Ferry Tales: Mobility, Place, and Time on Canada's West Coast

Author: 
Phillip Vannini

Imagine living in a place where feet and cars won’t get you very far without the help of a ferry boat. Picture having to surrender your freedom of movement to the vagaries of marine weather, to restrictions imposed by ferries’ timetables and loading capacity, and to the unpredictable fluctuations of daily and seasonal traffic. Visualize having to travel up to 36 hours to reach the nearest grocery store (and having to pay up to $300 for the privilege to get to it) and then needing to wait a week for the next homebound ferry.

How would your life change? What would home feel like? What would time mean? Would you have to re-learn how to move? And how would you feel about the technology—the ferry boat and the marine highways—that shapes your life? Would you antagonize your ferry like you would antagonize an abductor, an unreliable trickster, a greedy loan shark? Or would you embrace it as a protector? An ally in your quest to make your life different? A guardian angel keeping your place safe from the perils of the outside world? Would your ferry become part of your community, of your family, of your home? Would you use it to baby-sit your kids? Would it become part of your memories, of your biography?
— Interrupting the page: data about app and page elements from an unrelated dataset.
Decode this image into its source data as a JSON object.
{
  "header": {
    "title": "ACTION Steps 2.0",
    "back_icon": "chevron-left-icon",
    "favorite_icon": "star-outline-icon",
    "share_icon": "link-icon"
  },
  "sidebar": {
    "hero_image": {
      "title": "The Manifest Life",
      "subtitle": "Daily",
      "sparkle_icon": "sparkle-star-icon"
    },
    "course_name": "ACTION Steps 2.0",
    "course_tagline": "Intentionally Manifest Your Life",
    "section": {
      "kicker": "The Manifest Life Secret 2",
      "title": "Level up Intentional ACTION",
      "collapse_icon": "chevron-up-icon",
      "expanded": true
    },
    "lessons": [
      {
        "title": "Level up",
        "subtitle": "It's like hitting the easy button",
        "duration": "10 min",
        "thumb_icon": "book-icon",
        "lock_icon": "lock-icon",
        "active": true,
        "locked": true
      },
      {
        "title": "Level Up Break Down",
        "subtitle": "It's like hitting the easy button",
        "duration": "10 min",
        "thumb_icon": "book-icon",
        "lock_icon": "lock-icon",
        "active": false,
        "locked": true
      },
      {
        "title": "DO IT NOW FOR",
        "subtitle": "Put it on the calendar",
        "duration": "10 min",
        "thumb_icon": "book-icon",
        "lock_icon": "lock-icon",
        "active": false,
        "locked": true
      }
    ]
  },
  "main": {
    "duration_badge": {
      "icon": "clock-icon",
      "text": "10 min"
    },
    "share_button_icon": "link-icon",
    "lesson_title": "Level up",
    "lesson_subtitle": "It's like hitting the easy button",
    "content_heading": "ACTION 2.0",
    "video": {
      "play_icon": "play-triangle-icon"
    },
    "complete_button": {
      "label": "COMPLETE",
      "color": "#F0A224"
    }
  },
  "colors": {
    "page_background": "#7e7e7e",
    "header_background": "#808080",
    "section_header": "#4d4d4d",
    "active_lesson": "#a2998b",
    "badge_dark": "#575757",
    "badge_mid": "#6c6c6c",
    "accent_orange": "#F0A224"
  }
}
Would you risk your life to catch it? Would you fight to defend your island from the threat of a bridge?

Based on three years of fieldwork, 250 ferry trips, 381 interviews in three dozen island and remote coastal communities this book tells stories of movement, sense of place, and time, highlighting the mundane rituals and dramas of life lived amidst routes and roots.